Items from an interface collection
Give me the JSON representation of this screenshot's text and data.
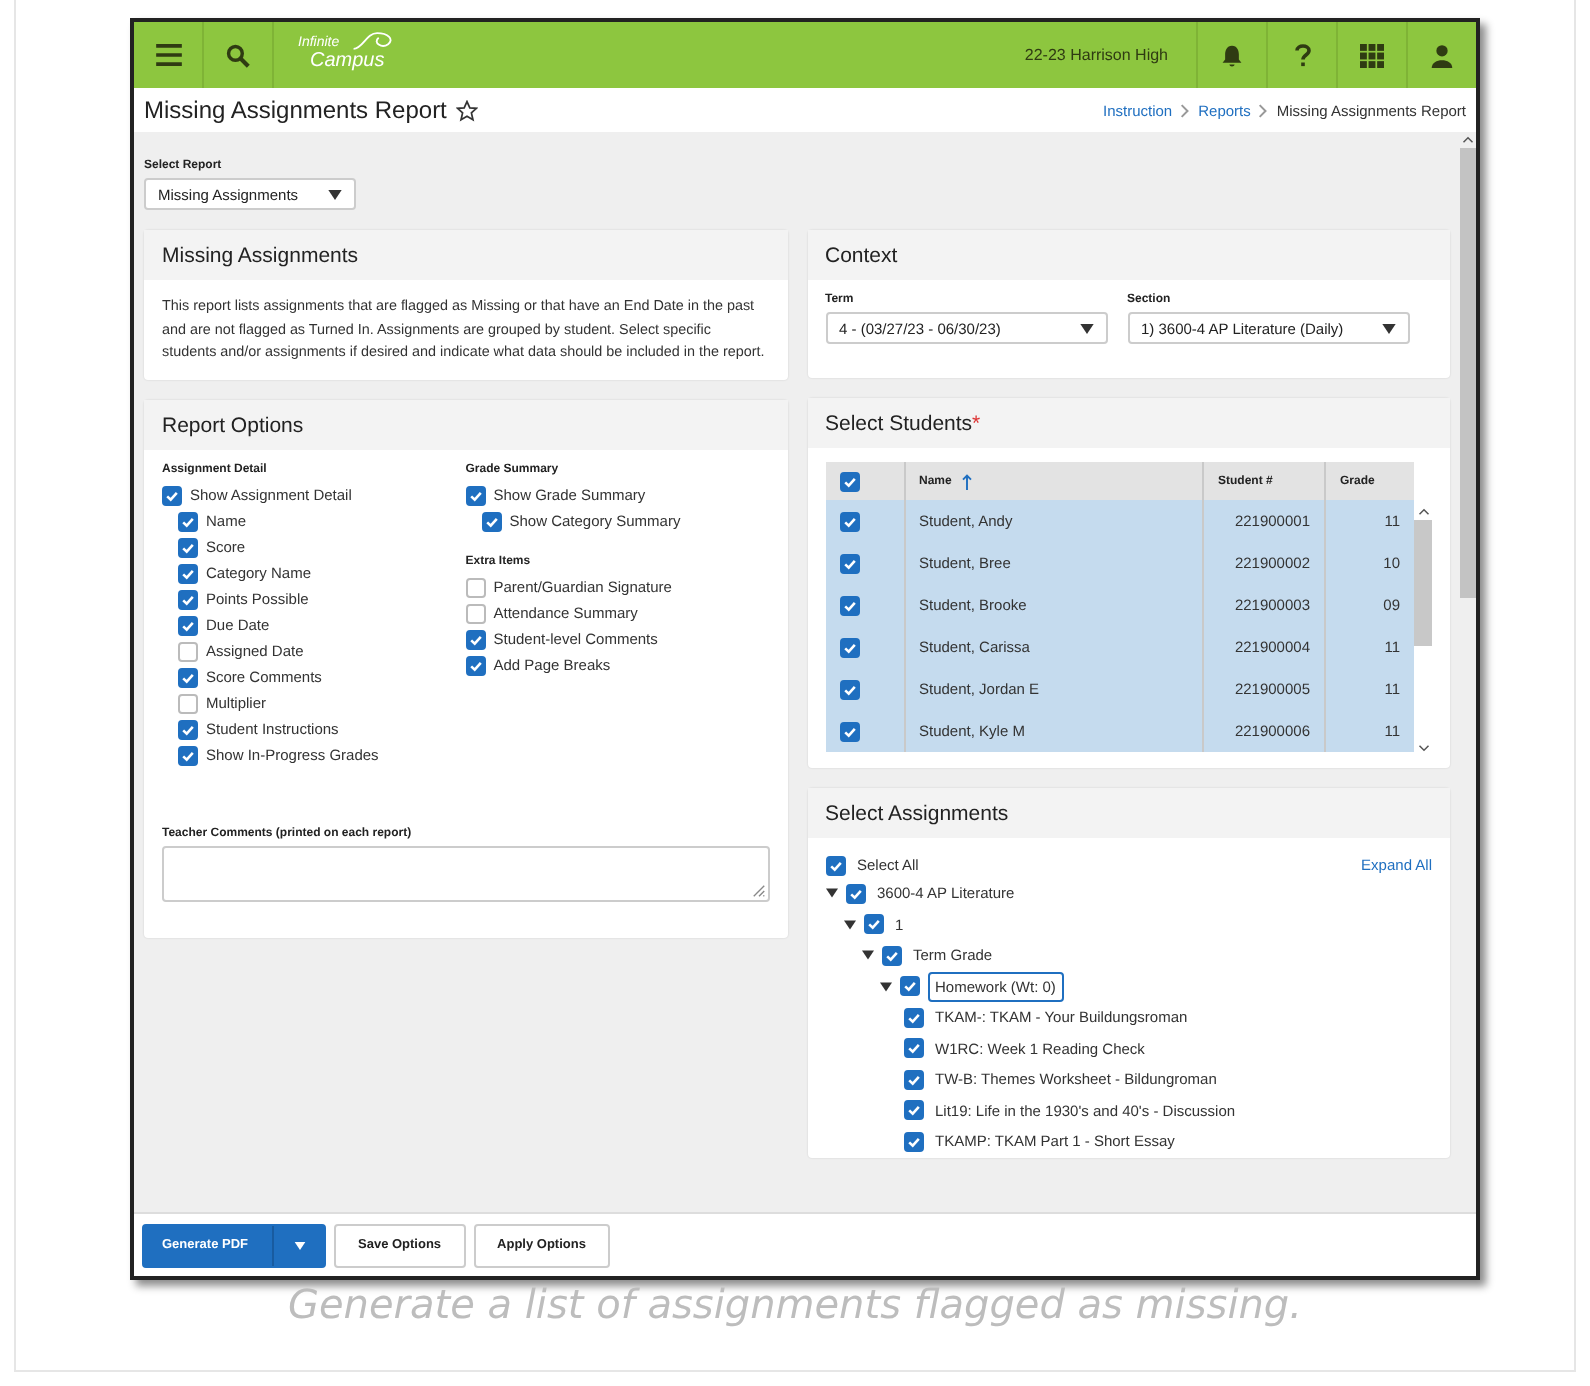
{
  "header": {
    "logo_top": "Infinite",
    "logo_bottom": "Campus",
    "school": "22-23 Harrison High"
  },
  "page": {
    "title": "Missing Assignments Report",
    "breadcrumbs": [
      {
        "label": "Instruction",
        "link": true
      },
      {
        "label": "Reports",
        "link": true
      },
      {
        "label": "Missing Assignments Report",
        "link": false
      }
    ]
  },
  "select_report": {
    "label": "Select Report",
    "value": "Missing Assignments"
  },
  "description_panel": {
    "title": "Missing Assignments",
    "text": "This report lists assignments that are flagged as Missing or that have an End Date in the past and are not flagged as Turned In. Assignments are grouped by student. Select specific students and/or assignments if desired and indicate what data should be included in the report."
  },
  "report_options": {
    "title": "Report Options",
    "columns": [
      [
        {
          "heading": "Assignment Detail",
          "items": [
            {
              "label": "Show Assignment Detail",
              "checked": true,
              "children": [
                {
                  "label": "Name",
                  "checked": true
                },
                {
                  "label": "Score",
                  "checked": true
                },
                {
                  "label": "Category Name",
                  "checked": true
                },
                {
                  "label": "Points Possible",
                  "checked": true
                },
                {
                  "label": "Due Date",
                  "checked": true
                },
                {
                  "label": "Assigned Date",
                  "checked": false
                },
                {
                  "label": "Score Comments",
                  "checked": true
                },
                {
                  "label": "Multiplier",
                  "checked": false
                },
                {
                  "label": "Student Instructions",
                  "checked": true
                },
                {
                  "label": "Show In-Progress Grades",
                  "checked": true
                }
              ]
            }
          ]
        }
      ],
      [
        {
          "heading": "Grade Summary",
          "items": [
            {
              "label": "Show Grade Summary",
              "checked": true,
              "children": [
                {
                  "label": "Show Category Summary",
                  "checked": true
                }
              ]
            }
          ]
        },
        {
          "heading": "Extra Items",
          "items": [
            {
              "label": "Parent/Guardian Signature",
              "checked": false
            },
            {
              "label": "Attendance Summary",
              "checked": false
            },
            {
              "label": "Student-level Comments",
              "checked": true
            },
            {
              "label": "Add Page Breaks",
              "checked": true
            }
          ]
        }
      ]
    ],
    "comments_label": "Teacher Comments (printed on each report)"
  },
  "context": {
    "title": "Context",
    "fields": [
      {
        "label": "Term",
        "value": "4 - (03/27/23 - 06/30/23)"
      },
      {
        "label": "Section",
        "value": "1) 3600-4 AP Literature (Daily)"
      }
    ]
  },
  "students": {
    "title": "Select Students",
    "required_mark": "*",
    "all_checked": true,
    "columns": [
      "Name",
      "Student #",
      "Grade"
    ],
    "rows": [
      {
        "name": "Student, Andy",
        "number": "221900001",
        "grade": "11",
        "checked": true,
        "selected": true
      },
      {
        "name": "Student, Bree",
        "number": "221900002",
        "grade": "10",
        "checked": true,
        "selected": true
      },
      {
        "name": "Student, Brooke",
        "number": "221900003",
        "grade": "09",
        "checked": true,
        "selected": true
      },
      {
        "name": "Student, Carissa",
        "number": "221900004",
        "grade": "11",
        "checked": true,
        "selected": true
      },
      {
        "name": "Student, Jordan E",
        "number": "221900005",
        "grade": "11",
        "checked": true,
        "selected": true
      },
      {
        "name": "Student, Kyle M",
        "number": "221900006",
        "grade": "11",
        "checked": true,
        "selected": true
      }
    ]
  },
  "assignments": {
    "title": "Select Assignments",
    "select_all": {
      "label": "Select All",
      "checked": true
    },
    "expand_all": "Expand All",
    "tree": [
      {
        "label": "3600-4 AP Literature",
        "checked": true,
        "expanded": true,
        "children": [
          {
            "label": "1",
            "checked": true,
            "expanded": true,
            "children": [
              {
                "label": "Term Grade",
                "checked": true,
                "expanded": true,
                "children": [
                  {
                    "label": "Homework (Wt: 0)",
                    "checked": true,
                    "expanded": true,
                    "focused": true,
                    "children": [
                      {
                        "label": "TKAM-: TKAM - Your Buildungsroman",
                        "checked": true
                      },
                      {
                        "label": "W1RC: Week 1 Reading Check",
                        "checked": true
                      },
                      {
                        "label": "TW-B: Themes Worksheet - Bildungroman",
                        "checked": true
                      },
                      {
                        "label": "Lit19: Life in the 1930's and 40's - Discussion",
                        "checked": true
                      },
                      {
                        "label": "TKAMP: TKAM Part 1 - Short Essay",
                        "checked": true
                      }
                    ]
                  }
                ]
              }
            ]
          }
        ]
      }
    ]
  },
  "footer": {
    "buttons": [
      {
        "label": "Generate PDF",
        "kind": "primary"
      },
      {
        "label": "Save Options",
        "kind": "secondary"
      },
      {
        "label": "Apply Options",
        "kind": "secondary"
      }
    ]
  },
  "caption": "Generate a list of assignments flagged as missing."
}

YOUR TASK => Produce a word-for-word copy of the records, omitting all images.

RESULT =>
Give me the JSON representation of this screenshot's text and data.
{
  "header": {
    "logo_top": "Infinite",
    "logo_bottom": "Campus",
    "school": "22-23 Harrison High"
  },
  "page": {
    "title": "Missing Assignments Report",
    "breadcrumbs": [
      {
        "label": "Instruction",
        "link": true
      },
      {
        "label": "Reports",
        "link": true
      },
      {
        "label": "Missing Assignments Report",
        "link": false
      }
    ]
  },
  "select_report": {
    "label": "Select Report",
    "value": "Missing Assignments"
  },
  "description_panel": {
    "title": "Missing Assignments",
    "text": "This report lists assignments that are flagged as Missing or that have an End Date in the past and are not flagged as Turned In. Assignments are grouped by student. Select specific students and/or assignments if desired and indicate what data should be included in the report."
  },
  "report_options": {
    "title": "Report Options",
    "columns": [
      [
        {
          "heading": "Assignment Detail",
          "items": [
            {
              "label": "Show Assignment Detail",
              "checked": true,
              "children": [
                {
                  "label": "Name",
                  "checked": true
                },
                {
                  "label": "Score",
                  "checked": true
                },
                {
                  "label": "Category Name",
                  "checked": true
                },
                {
                  "label": "Points Possible",
                  "checked": true
                },
                {
                  "label": "Due Date",
                  "checked": true
                },
                {
                  "label": "Assigned Date",
                  "checked": false
                },
                {
                  "label": "Score Comments",
                  "checked": true
                },
                {
                  "label": "Multiplier",
                  "checked": false
                },
                {
                  "label": "Student Instructions",
                  "checked": true
                },
                {
                  "label": "Show In-Progress Grades",
                  "checked": true
                }
              ]
            }
          ]
        }
      ],
      [
        {
          "heading": "Grade Summary",
          "items": [
            {
              "label": "Show Grade Summary",
              "checked": true,
              "children": [
                {
                  "label": "Show Category Summary",
                  "checked": true
                }
              ]
            }
          ]
        },
        {
          "heading": "Extra Items",
          "items": [
            {
              "label": "Parent/Guardian Signature",
              "checked": false
            },
            {
              "label": "Attendance Summary",
              "checked": false
            },
            {
              "label": "Student-level Comments",
              "checked": true
            },
            {
              "label": "Add Page Breaks",
              "checked": true
            }
          ]
        }
      ]
    ],
    "comments_label": "Teacher Comments (printed on each report)"
  },
  "context": {
    "title": "Context",
    "fields": [
      {
        "label": "Term",
        "value": "4 - (03/27/23 - 06/30/23)"
      },
      {
        "label": "Section",
        "value": "1) 3600-4 AP Literature (Daily)"
      }
    ]
  },
  "students": {
    "title": "Select Students",
    "required_mark": "*",
    "all_checked": true,
    "columns": [
      "Name",
      "Student #",
      "Grade"
    ],
    "rows": [
      {
        "name": "Student, Andy",
        "number": "221900001",
        "grade": "11",
        "checked": true,
        "selected": true
      },
      {
        "name": "Student, Bree",
        "number": "221900002",
        "grade": "10",
        "checked": true,
        "selected": true
      },
      {
        "name": "Student, Brooke",
        "number": "221900003",
        "grade": "09",
        "checked": true,
        "selected": true
      },
      {
        "name": "Student, Carissa",
        "number": "221900004",
        "grade": "11",
        "checked": true,
        "selected": true
      },
      {
        "name": "Student, Jordan E",
        "number": "221900005",
        "grade": "11",
        "checked": true,
        "selected": true
      },
      {
        "name": "Student, Kyle M",
        "number": "221900006",
        "grade": "11",
        "checked": true,
        "selected": true
      }
    ]
  },
  "assignments": {
    "title": "Select Assignments",
    "select_all": {
      "label": "Select All",
      "checked": true
    },
    "expand_all": "Expand All",
    "tree": [
      {
        "label": "3600-4 AP Literature",
        "checked": true,
        "expanded": true,
        "children": [
          {
            "label": "1",
            "checked": true,
            "expanded": true,
            "children": [
              {
                "label": "Term Grade",
                "checked": true,
                "expanded": true,
                "children": [
                  {
                    "label": "Homework (Wt: 0)",
                    "checked": true,
                    "expanded": true,
                    "focused": true,
                    "children": [
                      {
                        "label": "TKAM-: TKAM - Your Buildungsroman",
                        "checked": true
                      },
                      {
                        "label": "W1RC: Week 1 Reading Check",
                        "checked": true
                      },
                      {
                        "label": "TW-B: Themes Worksheet - Bildungroman",
                        "checked": true
                      },
                      {
                        "label": "Lit19: Life in the 1930's and 40's - Discussion",
                        "checked": true
                      },
                      {
                        "label": "TKAMP: TKAM Part 1 - Short Essay",
                        "checked": true
                      }
                    ]
                  }
                ]
              }
            ]
          }
        ]
      }
    ]
  },
  "footer": {
    "buttons": [
      {
        "label": "Generate PDF",
        "kind": "primary"
      },
      {
        "label": "Save Options",
        "kind": "secondary"
      },
      {
        "label": "Apply Options",
        "kind": "secondary"
      }
    ]
  },
  "caption": "Generate a list of assignments flagged as missing."
}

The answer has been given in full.